I cringed as I listened to a former student explain how her teacher grades discussion.
“You have to talk three times to even be graded,” she said, swirling the last inch of iced coffee in her plastic cup. “And you can’t ask questions. Questions show that you haven’t thought something through enough to talk about it.”
I’ve been in that kind of discussion before. It moves a mile a minute, but somehow it doesn’t feel like it moves at all. Students talk in circles, offering half-formed ideas that still need to percolate.
In my head, I played devil’s advocate with her teacher:
- What if we didn’t “force” analysis right away?
- What if we gave students more time to collect evidence and let it percolate?
- What if we spent more time on the brink of discovery?
Donald Murray says, “The writing act begins with the collection of the raw material of writing, information that will be arranged into meaning by the act of writing.”
Writers begin by gathering evidence. Later, that evidence is “arranged into meaning.”
We know this. We’ve seen it before. It’s what happens, for example, on our favorite crime tv shows. The CSIs gather lots and lots and lots of evidence. Nobody knows what it means at first.
Nobody knows what they’re looking for–they’re simply trying to turn over every possible piece of evidence they can. And leaving behind a piece of evidence could be the difference between bringing the right and wrong person in. So they look for more.
In the world of crime investigators, the evidence comes first. Then the analysis. And so it is with writers.
So why do we sometimes expect our students to do the opposite?
On Friday, at the beginning of our literary analysis genre study, I asked my students to think like CSIs.
I asked them NOT to speculate about the meaning of x, but to focus on finding x. I asked them to look at the words, the line breaks, the punctuation of the poem as a CSI would look at a tissue, a pool of blood, some bed linens…thoroughly, indiscriminately, expectantly.
The table below shows the similarities between CSIs and writers:
|A Crime Scene Investigator…||An Analytical Essayist…|
|Reads the scene, using his powers of observation||Reads the poem, taking in the music|
|Looks for obvious evidence first–a broken window, a damaged door, a pool of blood||Notices things–a surprising simile, a word with a strong connotation, noticeable repetition|

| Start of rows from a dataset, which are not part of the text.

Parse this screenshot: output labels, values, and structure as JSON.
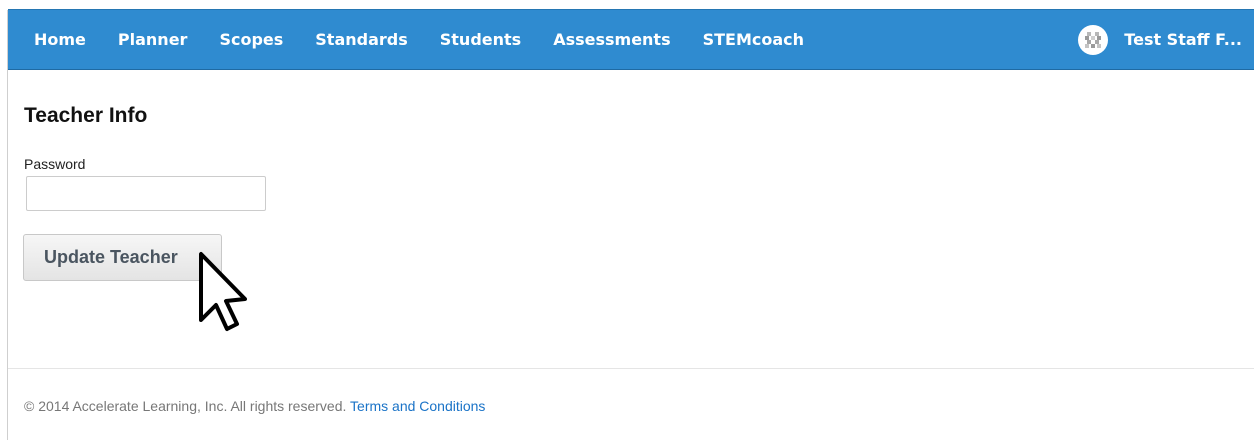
{
  "navbar": {
    "background": "#2f8bd0",
    "items": [
      {
        "label": "Home"
      },
      {
        "label": "Planner"
      },
      {
        "label": "Scopes"
      },
      {
        "label": "Standards"
      },
      {
        "label": "Students"
      },
      {
        "label": "Assessments"
      },
      {
        "label": "STEMcoach"
      }
    ],
    "user": {
      "avatar_icon": "avatar-icon",
      "name": "Test Staff F..."
    }
  },
  "main": {
    "title": "Teacher Info",
    "password": {
      "label": "Password",
      "value": "",
      "placeholder": ""
    },
    "update_button_label": "Update Teacher"
  },
  "footer": {
    "copyright": "© 2014 Accelerate Learning, Inc. All rights reserved.",
    "terms_link": "Terms and Conditions",
    "link_color": "#1a73c7"
  }
}
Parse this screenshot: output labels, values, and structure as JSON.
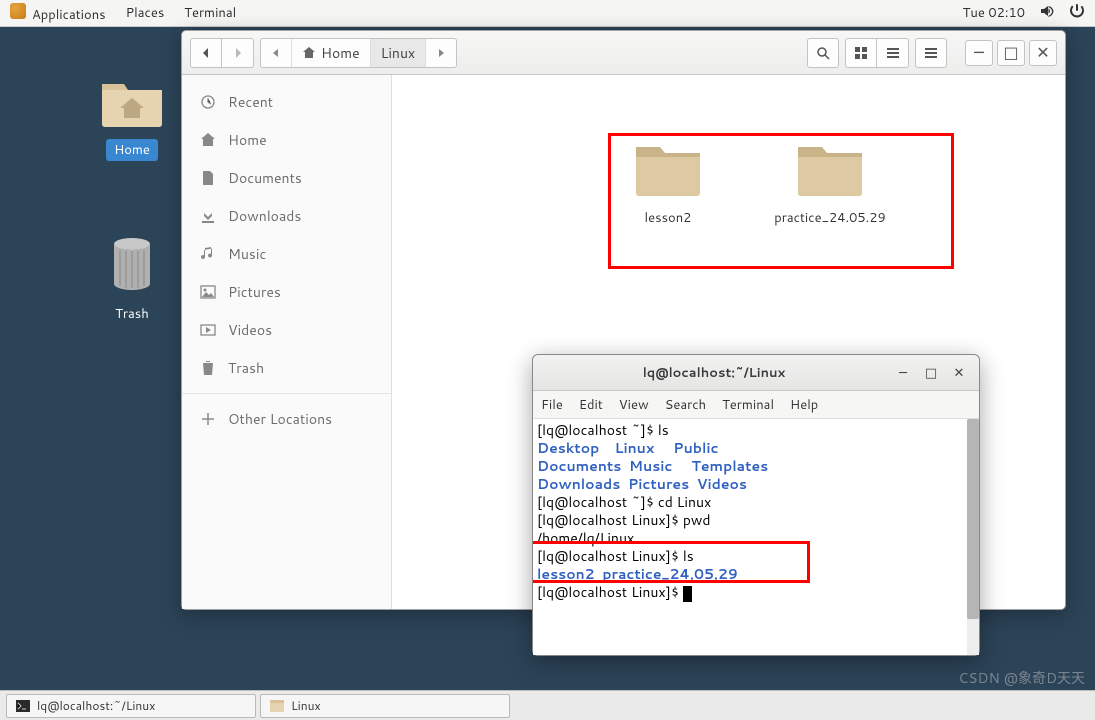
{
  "topbar": {
    "applications": "Applications",
    "places": "Places",
    "terminal": "Terminal",
    "clock": "Tue 02:10"
  },
  "desktop": {
    "home_label": "Home",
    "trash_label": "Trash"
  },
  "fm": {
    "path_home": "Home",
    "path_current": "Linux",
    "sidebar": {
      "recent": "Recent",
      "home": "Home",
      "documents": "Documents",
      "downloads": "Downloads",
      "music": "Music",
      "pictures": "Pictures",
      "videos": "Videos",
      "trash": "Trash",
      "other": "Other Locations"
    },
    "folders": [
      {
        "name": "lesson2"
      },
      {
        "name": "practice_24.05.29"
      }
    ]
  },
  "terminal": {
    "title": "lq@localhost:~/Linux",
    "menu": {
      "file": "File",
      "edit": "Edit",
      "view": "View",
      "search": "Search",
      "terminal": "Terminal",
      "help": "Help"
    },
    "lines": {
      "l1_prompt": "[lq@localhost ~]$ ",
      "l1_cmd": "ls",
      "l2_dirs_a": "Desktop    Linux     Public",
      "l3_dirs_a": "Documents  Music     Templates",
      "l4_dirs_a": "Downloads  Pictures  Videos",
      "l5_prompt": "[lq@localhost ~]$ ",
      "l5_cmd": "cd Linux",
      "l6_prompt": "[lq@localhost Linux]$ ",
      "l6_cmd": "pwd",
      "l7": "/home/lq/Linux",
      "l8_prompt": "[lq@localhost Linux]$ ",
      "l8_cmd": "ls",
      "l9_dirs": "lesson2  practice_24.05.29",
      "l10_prompt": "[lq@localhost Linux]$ "
    }
  },
  "taskbar": {
    "task1": "lq@localhost:~/Linux",
    "task2": "Linux"
  },
  "watermark": "CSDN @象奇D天天"
}
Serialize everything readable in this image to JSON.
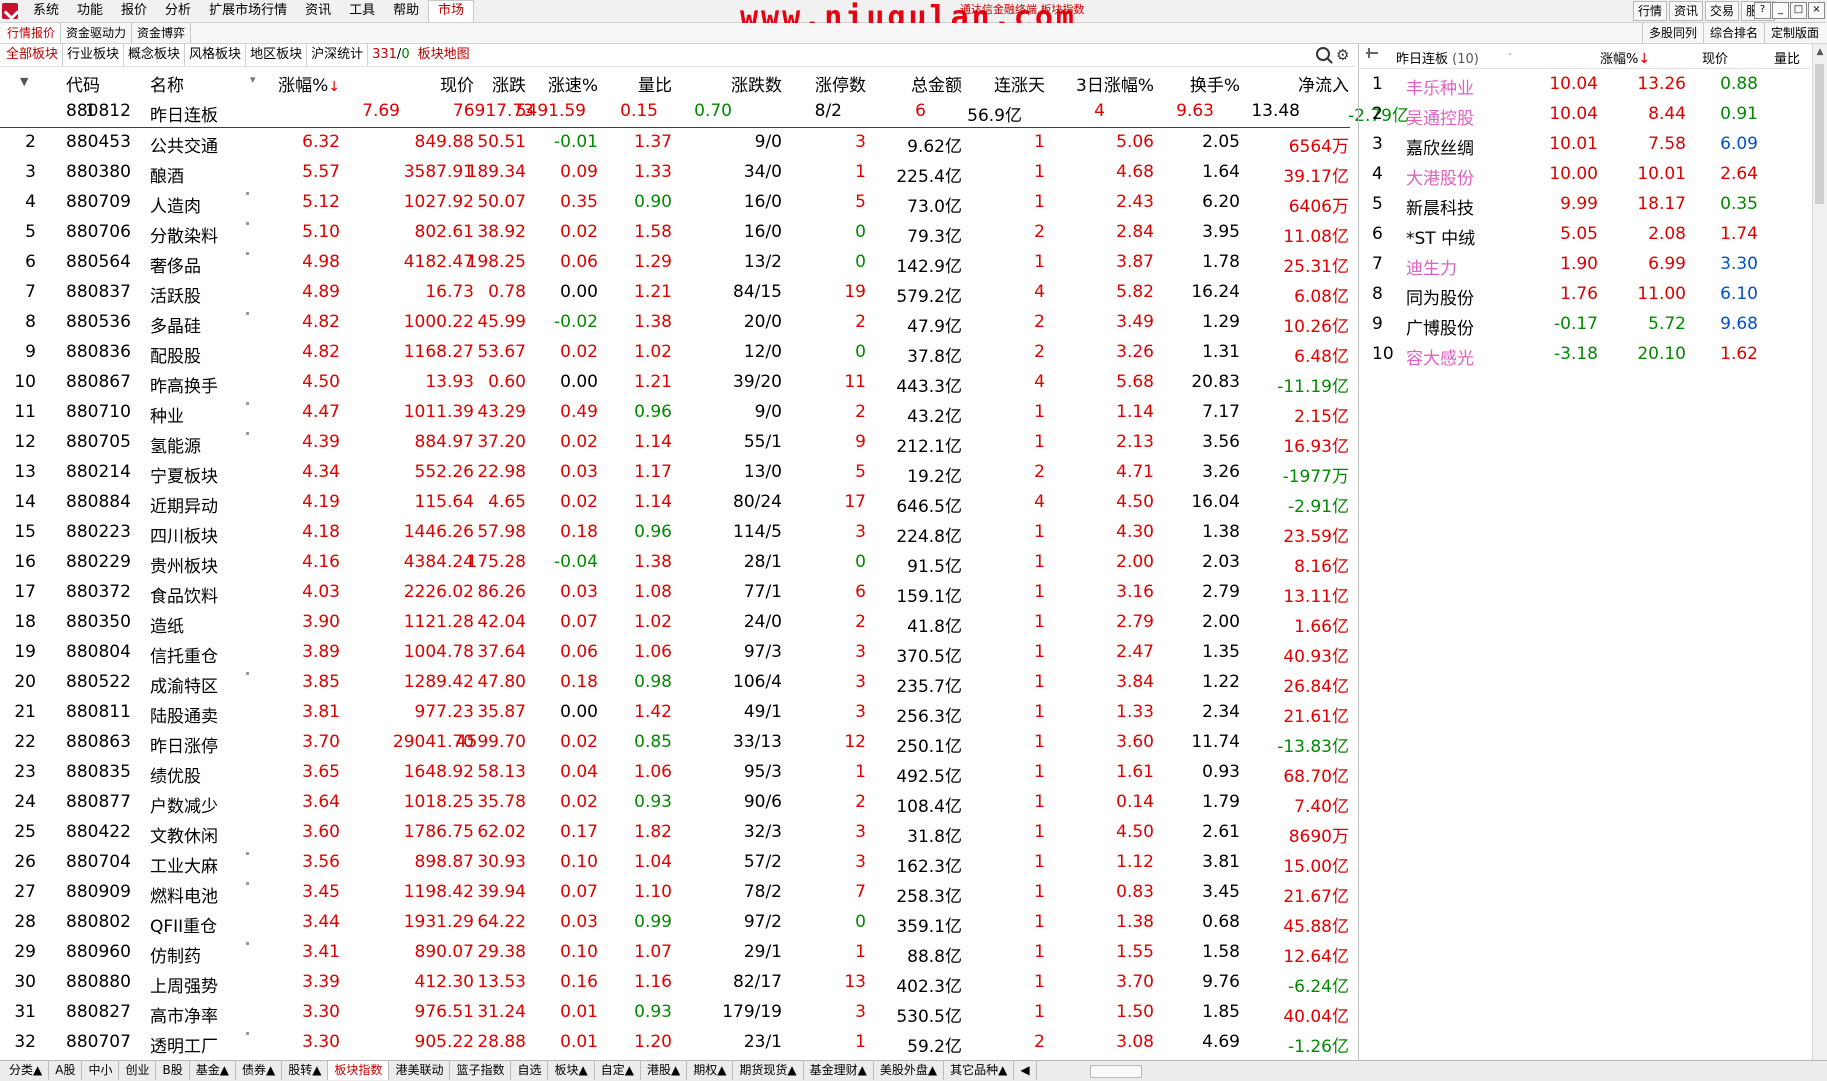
{
  "menubar": {
    "items": [
      "系统",
      "功能",
      "报价",
      "分析",
      "扩展市场行情",
      "资讯",
      "工具",
      "帮助",
      "市场"
    ],
    "right_buttons": [
      "行情",
      "资讯",
      "交易",
      "服务"
    ],
    "window_controls": [
      "?",
      "_",
      "□",
      "×"
    ]
  },
  "watermark": "www.niugulan.com",
  "watermark_sub": "通达信金融终端  板块指数",
  "subbar": {
    "left": [
      "行情报价",
      "资金驱动力",
      "资金博弈"
    ],
    "right": [
      "多股同列",
      "综合排名",
      "定制版面"
    ]
  },
  "boardtabs": {
    "tabs": [
      "全部板块",
      "行业板块",
      "概念板块",
      "风格板块",
      "地区板块",
      "沪深统计"
    ],
    "count": "331",
    "count_sep": "/",
    "count_zero": "0",
    "map": "板块地图"
  },
  "table": {
    "headers": [
      "代码",
      "名称",
      "涨幅%",
      "现价",
      "涨跌",
      "涨速%",
      "量比",
      "涨跌数",
      "涨停数",
      "总金额",
      "连涨天",
      "3日涨幅%",
      "换手%",
      "净流入"
    ],
    "sort_arrow": "↓",
    "rows": [
      {
        "idx": "1",
        "code": "880812",
        "name": "昨日连板",
        "chg": "7.69",
        "price": "76917.73",
        "diff": "5491.59",
        "speed": "0.15",
        "vr": "0.70",
        "ud": "8/2",
        "lim": "6",
        "amt": "56.9亿",
        "days": "4",
        "chg3": "9.63",
        "turn": "13.48",
        "flow": "-2.79亿",
        "dot": false
      },
      {
        "idx": "2",
        "code": "880453",
        "name": "公共交通",
        "chg": "6.32",
        "price": "849.88",
        "diff": "50.51",
        "speed": "-0.01",
        "vr": "1.37",
        "ud": "9/0",
        "lim": "3",
        "amt": "9.62亿",
        "days": "1",
        "chg3": "5.06",
        "turn": "2.05",
        "flow": "6564万",
        "dot": false
      },
      {
        "idx": "3",
        "code": "880380",
        "name": "酿酒",
        "chg": "5.57",
        "price": "3587.91",
        "diff": "189.34",
        "speed": "0.09",
        "vr": "1.33",
        "ud": "34/0",
        "lim": "1",
        "amt": "225.4亿",
        "days": "1",
        "chg3": "4.68",
        "turn": "1.64",
        "flow": "39.17亿",
        "dot": false
      },
      {
        "idx": "4",
        "code": "880709",
        "name": "人造肉",
        "chg": "5.12",
        "price": "1027.92",
        "diff": "50.07",
        "speed": "0.35",
        "vr": "0.90",
        "ud": "16/0",
        "lim": "5",
        "amt": "73.0亿",
        "days": "1",
        "chg3": "2.43",
        "turn": "6.20",
        "flow": "6406万",
        "dot": true
      },
      {
        "idx": "5",
        "code": "880706",
        "name": "分散染料",
        "chg": "5.10",
        "price": "802.61",
        "diff": "38.92",
        "speed": "0.02",
        "vr": "1.58",
        "ud": "16/0",
        "lim": "0",
        "amt": "79.3亿",
        "days": "2",
        "chg3": "2.84",
        "turn": "3.95",
        "flow": "11.08亿",
        "dot": true
      },
      {
        "idx": "6",
        "code": "880564",
        "name": "奢侈品",
        "chg": "4.98",
        "price": "4182.47",
        "diff": "198.25",
        "speed": "0.06",
        "vr": "1.29",
        "ud": "13/2",
        "lim": "0",
        "amt": "142.9亿",
        "days": "1",
        "chg3": "3.87",
        "turn": "1.78",
        "flow": "25.31亿",
        "dot": true
      },
      {
        "idx": "7",
        "code": "880837",
        "name": "活跃股",
        "chg": "4.89",
        "price": "16.73",
        "diff": "0.78",
        "speed": "0.00",
        "vr": "1.21",
        "ud": "84/15",
        "lim": "19",
        "amt": "579.2亿",
        "days": "4",
        "chg3": "5.82",
        "turn": "16.24",
        "flow": "6.08亿",
        "dot": false
      },
      {
        "idx": "8",
        "code": "880536",
        "name": "多晶硅",
        "chg": "4.82",
        "price": "1000.22",
        "diff": "45.99",
        "speed": "-0.02",
        "vr": "1.38",
        "ud": "20/0",
        "lim": "2",
        "amt": "47.9亿",
        "days": "2",
        "chg3": "3.49",
        "turn": "1.29",
        "flow": "10.26亿",
        "dot": true
      },
      {
        "idx": "9",
        "code": "880836",
        "name": "配股股",
        "chg": "4.82",
        "price": "1168.27",
        "diff": "53.67",
        "speed": "0.02",
        "vr": "1.02",
        "ud": "12/0",
        "lim": "0",
        "amt": "37.8亿",
        "days": "2",
        "chg3": "3.26",
        "turn": "1.31",
        "flow": "6.48亿",
        "dot": false
      },
      {
        "idx": "10",
        "code": "880867",
        "name": "昨高换手",
        "chg": "4.50",
        "price": "13.93",
        "diff": "0.60",
        "speed": "0.00",
        "vr": "1.21",
        "ud": "39/20",
        "lim": "11",
        "amt": "443.3亿",
        "days": "4",
        "chg3": "5.68",
        "turn": "20.83",
        "flow": "-11.19亿",
        "dot": false
      },
      {
        "idx": "11",
        "code": "880710",
        "name": "种业",
        "chg": "4.47",
        "price": "1011.39",
        "diff": "43.29",
        "speed": "0.49",
        "vr": "0.96",
        "ud": "9/0",
        "lim": "2",
        "amt": "43.2亿",
        "days": "1",
        "chg3": "1.14",
        "turn": "7.17",
        "flow": "2.15亿",
        "dot": true
      },
      {
        "idx": "12",
        "code": "880705",
        "name": "氢能源",
        "chg": "4.39",
        "price": "884.97",
        "diff": "37.20",
        "speed": "0.02",
        "vr": "1.14",
        "ud": "55/1",
        "lim": "9",
        "amt": "212.1亿",
        "days": "1",
        "chg3": "2.13",
        "turn": "3.56",
        "flow": "16.93亿",
        "dot": true
      },
      {
        "idx": "13",
        "code": "880214",
        "name": "宁夏板块",
        "chg": "4.34",
        "price": "552.26",
        "diff": "22.98",
        "speed": "0.03",
        "vr": "1.17",
        "ud": "13/0",
        "lim": "5",
        "amt": "19.2亿",
        "days": "2",
        "chg3": "4.71",
        "turn": "3.26",
        "flow": "-1977万",
        "dot": false
      },
      {
        "idx": "14",
        "code": "880884",
        "name": "近期异动",
        "chg": "4.19",
        "price": "115.64",
        "diff": "4.65",
        "speed": "0.02",
        "vr": "1.14",
        "ud": "80/24",
        "lim": "17",
        "amt": "646.5亿",
        "days": "4",
        "chg3": "4.50",
        "turn": "16.04",
        "flow": "-2.91亿",
        "dot": false
      },
      {
        "idx": "15",
        "code": "880223",
        "name": "四川板块",
        "chg": "4.18",
        "price": "1446.26",
        "diff": "57.98",
        "speed": "0.18",
        "vr": "0.96",
        "ud": "114/5",
        "lim": "3",
        "amt": "224.8亿",
        "days": "1",
        "chg3": "4.30",
        "turn": "1.38",
        "flow": "23.59亿",
        "dot": false
      },
      {
        "idx": "16",
        "code": "880229",
        "name": "贵州板块",
        "chg": "4.16",
        "price": "4384.24",
        "diff": "175.28",
        "speed": "-0.04",
        "vr": "1.38",
        "ud": "28/1",
        "lim": "0",
        "amt": "91.5亿",
        "days": "1",
        "chg3": "2.00",
        "turn": "2.03",
        "flow": "8.16亿",
        "dot": false
      },
      {
        "idx": "17",
        "code": "880372",
        "name": "食品饮料",
        "chg": "4.03",
        "price": "2226.02",
        "diff": "86.26",
        "speed": "0.03",
        "vr": "1.08",
        "ud": "77/1",
        "lim": "6",
        "amt": "159.1亿",
        "days": "1",
        "chg3": "3.16",
        "turn": "2.79",
        "flow": "13.11亿",
        "dot": false
      },
      {
        "idx": "18",
        "code": "880350",
        "name": "造纸",
        "chg": "3.90",
        "price": "1121.28",
        "diff": "42.04",
        "speed": "0.07",
        "vr": "1.02",
        "ud": "24/0",
        "lim": "2",
        "amt": "41.8亿",
        "days": "1",
        "chg3": "2.79",
        "turn": "2.00",
        "flow": "1.66亿",
        "dot": false
      },
      {
        "idx": "19",
        "code": "880804",
        "name": "信托重仓",
        "chg": "3.89",
        "price": "1004.78",
        "diff": "37.64",
        "speed": "0.06",
        "vr": "1.06",
        "ud": "97/3",
        "lim": "3",
        "amt": "370.5亿",
        "days": "1",
        "chg3": "2.47",
        "turn": "1.35",
        "flow": "40.93亿",
        "dot": false
      },
      {
        "idx": "20",
        "code": "880522",
        "name": "成渝特区",
        "chg": "3.85",
        "price": "1289.42",
        "diff": "47.80",
        "speed": "0.18",
        "vr": "0.98",
        "ud": "106/4",
        "lim": "3",
        "amt": "235.7亿",
        "days": "1",
        "chg3": "3.84",
        "turn": "1.22",
        "flow": "26.84亿",
        "dot": true
      },
      {
        "idx": "21",
        "code": "880811",
        "name": "陆股通卖",
        "chg": "3.81",
        "price": "977.23",
        "diff": "35.87",
        "speed": "0.00",
        "vr": "1.42",
        "ud": "49/1",
        "lim": "3",
        "amt": "256.3亿",
        "days": "1",
        "chg3": "1.33",
        "turn": "2.34",
        "flow": "21.61亿",
        "dot": false
      },
      {
        "idx": "22",
        "code": "880863",
        "name": "昨日涨停",
        "chg": "3.70",
        "price": "29041.70",
        "diff": "4599.70",
        "speed": "0.02",
        "vr": "0.85",
        "ud": "33/13",
        "lim": "12",
        "amt": "250.1亿",
        "days": "1",
        "chg3": "3.60",
        "turn": "11.74",
        "flow": "-13.83亿",
        "dot": false
      },
      {
        "idx": "23",
        "code": "880835",
        "name": "绩优股",
        "chg": "3.65",
        "price": "1648.92",
        "diff": "58.13",
        "speed": "0.04",
        "vr": "1.06",
        "ud": "95/3",
        "lim": "1",
        "amt": "492.5亿",
        "days": "1",
        "chg3": "1.61",
        "turn": "0.93",
        "flow": "68.70亿",
        "dot": false
      },
      {
        "idx": "24",
        "code": "880877",
        "name": "户数减少",
        "chg": "3.64",
        "price": "1018.25",
        "diff": "35.78",
        "speed": "0.02",
        "vr": "0.93",
        "ud": "90/6",
        "lim": "2",
        "amt": "108.4亿",
        "days": "1",
        "chg3": "0.14",
        "turn": "1.79",
        "flow": "7.40亿",
        "dot": false
      },
      {
        "idx": "25",
        "code": "880422",
        "name": "文教休闲",
        "chg": "3.60",
        "price": "1786.75",
        "diff": "62.02",
        "speed": "0.17",
        "vr": "1.82",
        "ud": "32/3",
        "lim": "3",
        "amt": "31.8亿",
        "days": "1",
        "chg3": "4.50",
        "turn": "2.61",
        "flow": "8690万",
        "dot": false
      },
      {
        "idx": "26",
        "code": "880704",
        "name": "工业大麻",
        "chg": "3.56",
        "price": "898.87",
        "diff": "30.93",
        "speed": "0.10",
        "vr": "1.04",
        "ud": "57/2",
        "lim": "3",
        "amt": "162.3亿",
        "days": "1",
        "chg3": "1.12",
        "turn": "3.81",
        "flow": "15.00亿",
        "dot": true
      },
      {
        "idx": "27",
        "code": "880909",
        "name": "燃料电池",
        "chg": "3.45",
        "price": "1198.42",
        "diff": "39.94",
        "speed": "0.07",
        "vr": "1.10",
        "ud": "78/2",
        "lim": "7",
        "amt": "258.3亿",
        "days": "1",
        "chg3": "0.83",
        "turn": "3.45",
        "flow": "21.67亿",
        "dot": true
      },
      {
        "idx": "28",
        "code": "880802",
        "name": "QFII重仓",
        "chg": "3.44",
        "price": "1931.29",
        "diff": "64.22",
        "speed": "0.03",
        "vr": "0.99",
        "ud": "97/2",
        "lim": "0",
        "amt": "359.1亿",
        "days": "1",
        "chg3": "1.38",
        "turn": "0.68",
        "flow": "45.88亿",
        "dot": false
      },
      {
        "idx": "29",
        "code": "880960",
        "name": "仿制药",
        "chg": "3.41",
        "price": "890.07",
        "diff": "29.38",
        "speed": "0.10",
        "vr": "1.07",
        "ud": "29/1",
        "lim": "1",
        "amt": "88.8亿",
        "days": "1",
        "chg3": "1.55",
        "turn": "1.58",
        "flow": "12.64亿",
        "dot": true
      },
      {
        "idx": "30",
        "code": "880880",
        "name": "上周强势",
        "chg": "3.39",
        "price": "412.30",
        "diff": "13.53",
        "speed": "0.16",
        "vr": "1.16",
        "ud": "82/17",
        "lim": "13",
        "amt": "402.3亿",
        "days": "1",
        "chg3": "3.70",
        "turn": "9.76",
        "flow": "-6.24亿",
        "dot": false
      },
      {
        "idx": "31",
        "code": "880827",
        "name": "高市净率",
        "chg": "3.30",
        "price": "976.51",
        "diff": "31.24",
        "speed": "0.01",
        "vr": "0.93",
        "ud": "179/19",
        "lim": "3",
        "amt": "530.5亿",
        "days": "1",
        "chg3": "1.50",
        "turn": "1.85",
        "flow": "40.04亿",
        "dot": false
      },
      {
        "idx": "32",
        "code": "880707",
        "name": "透明工厂",
        "chg": "3.30",
        "price": "905.22",
        "diff": "28.88",
        "speed": "0.01",
        "vr": "1.20",
        "ud": "23/1",
        "lim": "1",
        "amt": "59.2亿",
        "days": "2",
        "chg3": "3.08",
        "turn": "4.69",
        "flow": "-1.26亿",
        "dot": true
      }
    ]
  },
  "right_panel": {
    "title": "昨日连板",
    "title_count": "(10)",
    "headers": [
      "涨幅%",
      "现价",
      "量比"
    ],
    "sort_arrow": "↓",
    "rows": [
      {
        "idx": "1",
        "name": "丰乐种业",
        "chg": "10.04",
        "price": "13.26",
        "vr": "0.88",
        "name_color": "pink"
      },
      {
        "idx": "2",
        "name": "吴通控股",
        "chg": "10.04",
        "price": "8.44",
        "vr": "0.91",
        "name_color": "pink"
      },
      {
        "idx": "3",
        "name": "嘉欣丝绸",
        "chg": "10.01",
        "price": "7.58",
        "vr": "6.09",
        "name_color": "black"
      },
      {
        "idx": "4",
        "name": "大港股份",
        "chg": "10.00",
        "price": "10.01",
        "vr": "2.64",
        "name_color": "pink"
      },
      {
        "idx": "5",
        "name": "新晨科技",
        "chg": "9.99",
        "price": "18.17",
        "vr": "0.35",
        "name_color": "black"
      },
      {
        "idx": "6",
        "name": "*ST 中绒",
        "chg": "5.05",
        "price": "2.08",
        "vr": "1.74",
        "name_color": "black"
      },
      {
        "idx": "7",
        "name": "迪生力",
        "chg": "1.90",
        "price": "6.99",
        "vr": "3.30",
        "name_color": "pink"
      },
      {
        "idx": "8",
        "name": "同为股份",
        "chg": "1.76",
        "price": "11.00",
        "vr": "6.10",
        "name_color": "black"
      },
      {
        "idx": "9",
        "name": "广博股份",
        "chg": "-0.17",
        "price": "5.72",
        "vr": "9.68",
        "name_color": "black"
      },
      {
        "idx": "10",
        "name": "容大感光",
        "chg": "-3.18",
        "price": "20.10",
        "vr": "1.62",
        "name_color": "pink"
      }
    ]
  },
  "bottom_tabs": [
    "分类▲",
    "A股",
    "中小",
    "创业",
    "B股",
    "基金▲",
    "债券▲",
    "股转▲",
    "板块指数",
    "港美联动",
    "篮子指数",
    "自选",
    "板块▲",
    "自定▲",
    "港股▲",
    "期权▲",
    "期货现货▲",
    "基金理财▲",
    "美股外盘▲",
    "其它品种▲",
    "◀"
  ],
  "bottom_active": "板块指数",
  "colors": {
    "up": "#e00000",
    "down": "#008a00",
    "flat": "#000000",
    "accent": "#c00000"
  }
}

|Forms a general first impression/theory||Forms a general first impression about the text’s meaning|
|Takes photos of the scene and records sensory details||Zooms in on specific lines and continues to jot down observations|
|Examines nearby rooms and spaces to see if they have related information||Looks at how different sections of the text build from and talk back to one another|
|Surveys every inch to find even the smallest piece of evidence||Goes over every inch of the text to find evidence that isn’t so obvious|
|Disregards evidence that is irrelevant or hearsay||Disregards evidence that no longer supports the observation|
|Refines theory as more evidence is collected||Refines theory about the poem’s meaning while continuing to read and collect more evidence|
I projected a poem with which I was familiar but had never done a close reading of– “Feared Drowned” by Sharon Olds. I thought aloud as I searched for evidence myself, then invited students to help me find more.
The first thing I noticed was the numerous similes in the poem. We underlined those. Then we read them again and noticed that most of the similes compared something the speaker saw or felt to something in the ocean or on the beach. So we labeled this piece of evidence “similes–ocean diction.”
Then we tried to categorize the similes that did not fall under this category– “rocks stick out near shore like heads” and “towel like a widow’s shawl.” Students helped me decide that these pieces of evidence fit under the category of “similes–loss imagery.” We did not speculate as to why the writer had included so many similes or how she used similes to reinforce her theme)–we simply noticed and labelled them as precisely as we could.
We continued moving through the poem like this, noticing something, and then trying to put it into a category to keep it organized.
Later, students returned to their own poems with the task of collecting as much evidence as they could possibly find. I stressed collection over analysis. Then students met up in small writing groups with people who had chosen the same poem and shared their noticings.
Without the pressure of analysis, the classroom buzzed with a different energy as students approached the poems like investigators, circling back over lines to make sure they hadn’t missed anything.
Without the pressure of analysis hanging over them, I overheard a student say, “Ok. We have to speculate about what this means!”
Without the pressure of analysis hanging over us, we noticed something obvious: the alliterative ‘s’.
Without the pressure of analysis hanging over us, we noticed something NOT so obvious: the alliterative ‘w,’ a letter associated with question words (who, what, where), words we utter when we don’t have information we need, like the speaker who wonders where her husband is and who he has become when he returns.
I’m convinced that students will find the BEST evidence without the pressure of analysis hanging over them. And they may actually default to analysis when you tell them not to.